Topographically complex and botanically diverse, the Scott Creek aspect of Seymore Hill is bounded by a series of interrupted, asymmetrical grasslands, flanked and bisected lengthwise by Bettencourt and Calf gulches, and margined by a mosaic of mixed evergreen/coniferous woodlands and disjunct manzanita populations. Within an area circa 300 m x 50 m, aligned along a north/south axis, and abutting the source of Calf Gulch, four valid and two recognized but unpublished species of Sanicula (family Apiaceae) have been documented. Growing vertically on a grassy slope and sympatrically with, but reproductively isolated from, the common gambleweed (Sanicula crassicaulis) is Sanicula "pseudo-laciniata"—differing consistently from Sanicula crassicaulis sensu strictu in foliar morphology; the possession of bright, clear-yellow flowers with large, like-colored anthers; and a distinct chemical signature.

Sanicula arctopoides Occupying a transitional zone, between the vertical grassland and oak woodland, footsteps-of-spring (Sanicula arctopoides) and purple sanicle (Sanicula bipinnatifida), are often obscured from direct viewing by the competing grasses. Located deep within the oak understory, where light is subdued and less moisture is given up due to the actions of sun and wind, the listed Hoffmann's sanicle (Sanicula hoffmannii) shares Sanicula hoffmannii its domain with the repeatedly misdiagnosed, still undescribed Sanicula "gianonei" pro. sp. nov.—the criteria used to define this widespread taxon center on ecology/habitat preference, biochemical signature, foliar/bractmorphology and marginal trichomes, flower color, an unblemished epigynous disc, and schizocarp configuration/alignment of uncinate bristles.

Sanicula "gianonei" pro. sp. nov. Staying within and adjacent to the "Sanicula Rectangle," several "pairs" of related species have been observed, these juxtapositions rarely or never encountered elsewhere within the watershed. Sharing a narrow, quasi-vertical exposure of moss-bedecked mudstone, woodland star (Lithophragma affine) and hill star (Lithophragma heterophyllum) grow overlooking the steep and tortuous drop characterizing the upper reach of Calf Gulch.

Occupying an exposed and consequently far drier vertical grassland habitat, godetia (Clarkia purpurea subsp. purpurea) and four-spotted godetia (Clarkia purpurea subsp. quadrivulnera) represent two extremes in population demographics—subsp. purpurea being rare or extirpated throughout its known range and subsp. quadrivulnera's status being common and widespread. Clarkia purpurea subsp. purpurea

A variation on the Clarkia purpurea paradigm is the pairing of slender cottonweed (Micropus californicus var. californicus) and green cottonweed (Micropus californicus var. subvestitus), the latter of which has not been documented anywhere else in the County. The more frequently encountered slender cottonweed was discovered, circa 400 m lower down the Seymore Ridge, growing in another narrowly delimited grassland edge proximal to two rare, listed taxa—San Francisco popcorn-flower (Plagiobothrys diffusus) and Santa Cruz clover (Trifolium buckwestiorum).
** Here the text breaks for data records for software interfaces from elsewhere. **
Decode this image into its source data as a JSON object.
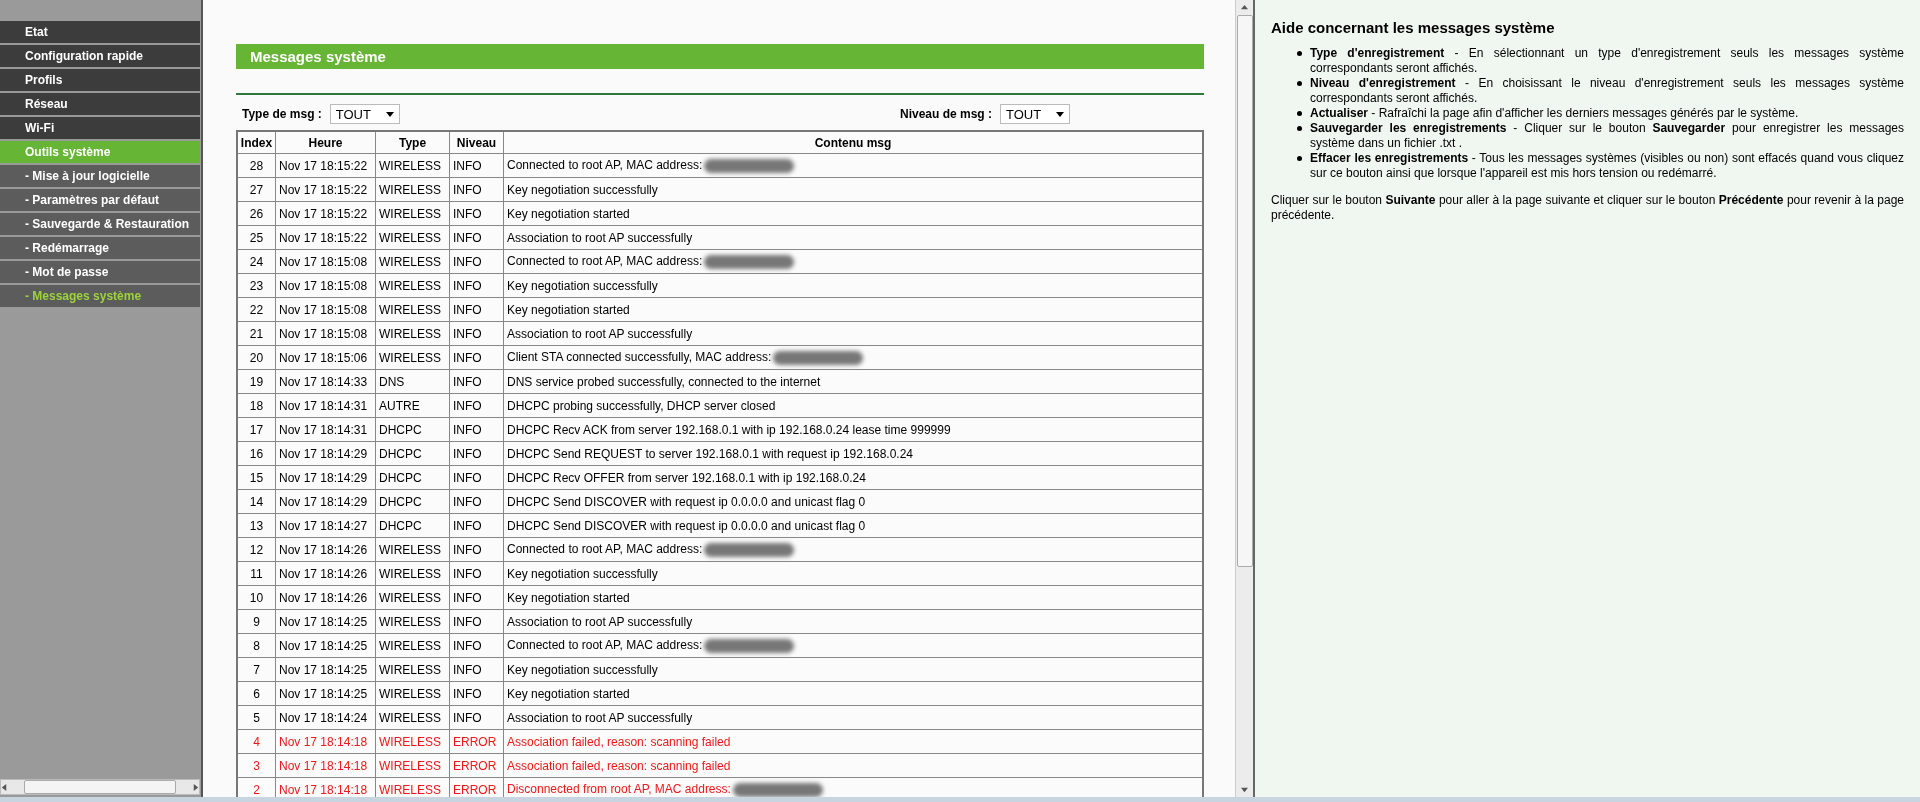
{
  "sidebar": {
    "items": [
      {
        "label": "Etat",
        "expanded": false
      },
      {
        "label": "Configuration rapide",
        "expanded": false
      },
      {
        "label": "Profils",
        "expanded": false
      },
      {
        "label": "Réseau",
        "expanded": false
      },
      {
        "label": "Wi-Fi",
        "expanded": false
      },
      {
        "label": "Outils système",
        "expanded": true,
        "children": [
          {
            "label": "- Mise à jour logicielle",
            "selected": false
          },
          {
            "label": "- Paramètres par défaut",
            "selected": false
          },
          {
            "label": "- Sauvegarde & Restauration",
            "selected": false
          },
          {
            "label": "- Redémarrage",
            "selected": false
          },
          {
            "label": "- Mot de passe",
            "selected": false
          },
          {
            "label": "- Messages système",
            "selected": true
          }
        ]
      }
    ]
  },
  "main": {
    "title": "Messages système",
    "filters": [
      {
        "label": "Type de msg :",
        "value": "TOUT"
      },
      {
        "label": "Niveau de msg :",
        "value": "TOUT"
      }
    ],
    "table": {
      "columns": [
        "Index",
        "Heure",
        "Type",
        "Niveau",
        "Contenu msg"
      ],
      "rows": [
        {
          "index": "28",
          "time": "Nov 17 18:15:22",
          "type": "WIRELESS",
          "level": "INFO",
          "content": "Connected to root AP, MAC address:",
          "kind": "info",
          "redacted": true
        },
        {
          "index": "27",
          "time": "Nov 17 18:15:22",
          "type": "WIRELESS",
          "level": "INFO",
          "content": "Key negotiation successfully",
          "kind": "info",
          "redacted": false
        },
        {
          "index": "26",
          "time": "Nov 17 18:15:22",
          "type": "WIRELESS",
          "level": "INFO",
          "content": "Key negotiation started",
          "kind": "info",
          "redacted": false
        },
        {
          "index": "25",
          "time": "Nov 17 18:15:22",
          "type": "WIRELESS",
          "level": "INFO",
          "content": "Association to root AP successfully",
          "kind": "info",
          "redacted": false
        },
        {
          "index": "24",
          "time": "Nov 17 18:15:08",
          "type": "WIRELESS",
          "level": "INFO",
          "content": "Connected to root AP, MAC address:",
          "kind": "info",
          "redacted": true
        },
        {
          "index": "23",
          "time": "Nov 17 18:15:08",
          "type": "WIRELESS",
          "level": "INFO",
          "content": "Key negotiation successfully",
          "kind": "info",
          "redacted": false
        },
        {
          "index": "22",
          "time": "Nov 17 18:15:08",
          "type": "WIRELESS",
          "level": "INFO",
          "content": "Key negotiation started",
          "kind": "info",
          "redacted": false
        },
        {
          "index": "21",
          "time": "Nov 17 18:15:08",
          "type": "WIRELESS",
          "level": "INFO",
          "content": "Association to root AP successfully",
          "kind": "info",
          "redacted": false
        },
        {
          "index": "20",
          "time": "Nov 17 18:15:06",
          "type": "WIRELESS",
          "level": "INFO",
          "content": "Client STA connected successfully, MAC address:",
          "kind": "info",
          "redacted": true
        },
        {
          "index": "19",
          "time": "Nov 17 18:14:33",
          "type": "DNS",
          "level": "INFO",
          "content": "DNS service probed successfully, connected to the internet",
          "kind": "info",
          "redacted": false
        },
        {
          "index": "18",
          "time": "Nov 17 18:14:31",
          "type": "AUTRE",
          "level": "INFO",
          "content": "DHCPC probing successfully, DHCP server closed",
          "kind": "info",
          "redacted": false
        },
        {
          "index": "17",
          "time": "Nov 17 18:14:31",
          "type": "DHCPC",
          "level": "INFO",
          "content": "DHCPC Recv ACK from server 192.168.0.1 with ip 192.168.0.24 lease time 999999",
          "kind": "info",
          "redacted": false
        },
        {
          "index": "16",
          "time": "Nov 17 18:14:29",
          "type": "DHCPC",
          "level": "INFO",
          "content": "DHCPC Send REQUEST to server 192.168.0.1 with request ip 192.168.0.24",
          "kind": "info",
          "redacted": false
        },
        {
          "index": "15",
          "time": "Nov 17 18:14:29",
          "type": "DHCPC",
          "level": "INFO",
          "content": "DHCPC Recv OFFER from server 192.168.0.1 with ip 192.168.0.24",
          "kind": "info",
          "redacted": false
        },
        {
          "index": "14",
          "time": "Nov 17 18:14:29",
          "type": "DHCPC",
          "level": "INFO",
          "content": "DHCPC Send DISCOVER with request ip 0.0.0.0 and unicast flag 0",
          "kind": "info",
          "redacted": false
        },
        {
          "index": "13",
          "time": "Nov 17 18:14:27",
          "type": "DHCPC",
          "level": "INFO",
          "content": "DHCPC Send DISCOVER with request ip 0.0.0.0 and unicast flag 0",
          "kind": "info",
          "redacted": false
        },
        {
          "index": "12",
          "time": "Nov 17 18:14:26",
          "type": "WIRELESS",
          "level": "INFO",
          "content": "Connected to root AP, MAC address:",
          "kind": "info",
          "redacted": true
        },
        {
          "index": "11",
          "time": "Nov 17 18:14:26",
          "type": "WIRELESS",
          "level": "INFO",
          "content": "Key negotiation successfully",
          "kind": "info",
          "redacted": false
        },
        {
          "index": "10",
          "time": "Nov 17 18:14:26",
          "type": "WIRELESS",
          "level": "INFO",
          "content": "Key negotiation started",
          "kind": "info",
          "redacted": false
        },
        {
          "index": "9",
          "time": "Nov 17 18:14:25",
          "type": "WIRELESS",
          "level": "INFO",
          "content": "Association to root AP successfully",
          "kind": "info",
          "redacted": false
        },
        {
          "index": "8",
          "time": "Nov 17 18:14:25",
          "type": "WIRELESS",
          "level": "INFO",
          "content": "Connected to root AP, MAC address:",
          "kind": "info",
          "redacted": true
        },
        {
          "index": "7",
          "time": "Nov 17 18:14:25",
          "type": "WIRELESS",
          "level": "INFO",
          "content": "Key negotiation successfully",
          "kind": "info",
          "redacted": false
        },
        {
          "index": "6",
          "time": "Nov 17 18:14:25",
          "type": "WIRELESS",
          "level": "INFO",
          "content": "Key negotiation started",
          "kind": "info",
          "redacted": false
        },
        {
          "index": "5",
          "time": "Nov 17 18:14:24",
          "type": "WIRELESS",
          "level": "INFO",
          "content": "Association to root AP successfully",
          "kind": "info",
          "redacted": false
        },
        {
          "index": "4",
          "time": "Nov 17 18:14:18",
          "type": "WIRELESS",
          "level": "ERROR",
          "content": "Association failed, reason: scanning failed",
          "kind": "error",
          "redacted": false
        },
        {
          "index": "3",
          "time": "Nov 17 18:14:18",
          "type": "WIRELESS",
          "level": "ERROR",
          "content": "Association failed, reason: scanning failed",
          "kind": "error",
          "redacted": false
        },
        {
          "index": "2",
          "time": "Nov 17 18:14:18",
          "type": "WIRELESS",
          "level": "ERROR",
          "content": "Disconnected from root AP, MAC address:",
          "kind": "error",
          "redacted": true
        }
      ]
    }
  },
  "help": {
    "title": "Aide concernant les messages système",
    "items": [
      "**Type d'enregistrement** - En sélectionnant un type d'enregistrement seuls les messages système correspondants seront affichés.",
      "**Niveau d'enregistrement** - En choisissant le niveau d'enregistrement seuls les messages système correspondants seront affichés.",
      "**Actualiser** - Rafraîchi la page afin d'afficher les derniers messages générés par le système.",
      "**Sauvegarder les enregistrements** - Cliquer sur le bouton **Sauvegarder** pour enregistrer les messages système dans un fichier .txt .",
      "**Effacer les enregistrements** - Tous les messages systèmes (visibles ou non) sont effacés quand vous cliquez sur ce bouton ainsi que lorsque l'appareil est mis hors tension ou redémarré."
    ],
    "note": "Cliquer sur le bouton **Suivante** pour aller à la page suivante et cliquer sur le bouton **Précédente** pour revenir à la page précédente."
  }
}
Returning to the aforementioned "vertical grasslands," this one nearer to the summit of Seymore Hill, two sister species of Agoseris occur, their differences mainfested in growth habits and conspicuously dissimilar mature flower heads/achene morphologies—large-flowered agoseris (Agoseris grandiflora var. grandiflora), a robust perennial with stout stems supporting the outsized fruiting heads held above the surrounding grasses, and annual agoseris (Agoseris heterophylla), a diminutive and delicate annual, usually overtopped by seasonal grasses and possessing polymorphic achenes, variable both as to color and structure.